concerns, were listed as members. Fixed prices were established
and each mill was allotted a specified portion of the total
business. The Schumacher mills were allotted 22 per cent. The
Quaker Mills at Ravenna and the North Star Mills at Cedar Rapids
each got 13 per cent. The share of the Hower Company, one of the
smaller producers, was 4.42 per cent.
association was viciously condemned by Eastern "antitrust"
newspapers. They branded it as another brazen attempt to rob the
public. But the newspapers were unduly concerned—the Consolidated
collapsed within a year. Its members had boosted prices to make
big profits possible and by so doing defeated their own ends.
companies sprang up all over the country. They undersold the
combine and still made money. Soon it became apparent that the
Consolidated's production-pooling scheme was impractical.
behind the Consolidated then decided to emulate Standard Oil,
Diamond Match and other successful trusts and organize a giant
company with sufficient resources to buy out competitors—or freeze
them out by introducing new production methods, decreasing costs
and underselling them. So the American Cereal Company, predecessor
of Quaker Oats, was incorporated, first in West Virginia on
December 28, 1888, and then in Ohio, on June 1, 1891.
among the concerns which were merged in the new company were the
Schumacher and Hower mills in Akron, the Quaker Mills in Ravenna,
and the North Star Mills in Cedar Rapids. The Hower Mills and the
Quaker Mills were closed, along with several other plants which
Schumacher headed the new company, which established its main
office in Chicago.
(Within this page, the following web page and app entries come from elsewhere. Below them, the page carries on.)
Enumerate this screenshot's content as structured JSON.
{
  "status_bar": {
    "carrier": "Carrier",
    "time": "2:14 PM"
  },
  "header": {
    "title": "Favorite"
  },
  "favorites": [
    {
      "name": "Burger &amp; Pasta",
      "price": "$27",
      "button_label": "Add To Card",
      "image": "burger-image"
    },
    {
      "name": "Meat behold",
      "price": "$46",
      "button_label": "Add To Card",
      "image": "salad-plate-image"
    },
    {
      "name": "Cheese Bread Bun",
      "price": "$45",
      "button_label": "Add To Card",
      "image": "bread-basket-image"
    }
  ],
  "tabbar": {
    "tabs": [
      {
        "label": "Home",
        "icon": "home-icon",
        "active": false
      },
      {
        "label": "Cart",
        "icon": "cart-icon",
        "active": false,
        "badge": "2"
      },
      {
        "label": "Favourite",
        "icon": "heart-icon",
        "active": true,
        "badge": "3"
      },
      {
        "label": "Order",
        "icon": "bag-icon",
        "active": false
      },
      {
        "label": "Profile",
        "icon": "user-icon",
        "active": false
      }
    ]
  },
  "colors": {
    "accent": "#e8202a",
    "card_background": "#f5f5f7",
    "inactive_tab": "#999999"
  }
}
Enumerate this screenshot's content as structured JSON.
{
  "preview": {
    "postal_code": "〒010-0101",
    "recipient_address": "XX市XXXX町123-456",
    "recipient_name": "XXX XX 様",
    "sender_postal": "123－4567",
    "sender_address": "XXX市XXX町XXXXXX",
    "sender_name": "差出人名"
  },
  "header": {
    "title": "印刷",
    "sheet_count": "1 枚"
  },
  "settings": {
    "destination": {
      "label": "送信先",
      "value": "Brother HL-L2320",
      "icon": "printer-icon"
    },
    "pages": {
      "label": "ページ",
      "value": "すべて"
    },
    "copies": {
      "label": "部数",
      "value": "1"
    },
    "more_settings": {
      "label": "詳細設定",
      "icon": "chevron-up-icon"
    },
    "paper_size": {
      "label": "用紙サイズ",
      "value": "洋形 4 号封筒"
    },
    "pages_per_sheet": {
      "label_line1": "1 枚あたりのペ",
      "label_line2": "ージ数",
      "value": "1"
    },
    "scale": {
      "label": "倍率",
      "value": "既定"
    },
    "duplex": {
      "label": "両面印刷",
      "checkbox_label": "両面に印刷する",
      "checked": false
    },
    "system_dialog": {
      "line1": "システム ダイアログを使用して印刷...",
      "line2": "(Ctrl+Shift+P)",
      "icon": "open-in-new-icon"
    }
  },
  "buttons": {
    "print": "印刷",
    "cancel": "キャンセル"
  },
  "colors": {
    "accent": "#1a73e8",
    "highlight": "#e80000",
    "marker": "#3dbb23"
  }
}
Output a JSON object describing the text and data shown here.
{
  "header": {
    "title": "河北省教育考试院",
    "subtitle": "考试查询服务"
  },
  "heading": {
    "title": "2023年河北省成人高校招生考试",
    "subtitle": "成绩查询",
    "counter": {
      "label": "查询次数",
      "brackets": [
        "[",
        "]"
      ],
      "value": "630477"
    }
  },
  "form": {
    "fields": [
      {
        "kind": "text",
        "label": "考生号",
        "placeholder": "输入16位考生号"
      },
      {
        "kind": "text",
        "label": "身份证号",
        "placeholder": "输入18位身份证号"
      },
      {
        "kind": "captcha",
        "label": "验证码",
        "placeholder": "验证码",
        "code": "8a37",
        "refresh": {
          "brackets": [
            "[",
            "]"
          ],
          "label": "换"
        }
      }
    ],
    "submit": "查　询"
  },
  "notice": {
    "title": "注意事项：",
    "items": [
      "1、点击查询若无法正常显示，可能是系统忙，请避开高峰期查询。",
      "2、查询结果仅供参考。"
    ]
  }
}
Other key men were Andrews and Crowell, of the
Quaker Mills, and Robert Stuart, of the mills in Cedar Rapids.
Andrews was made superintendent of the Akron mills. All capable
men, they soon brought order out of chaos and the American Cereal
made money from the start. Within a year it practically controlled
the oatmeal business of the country.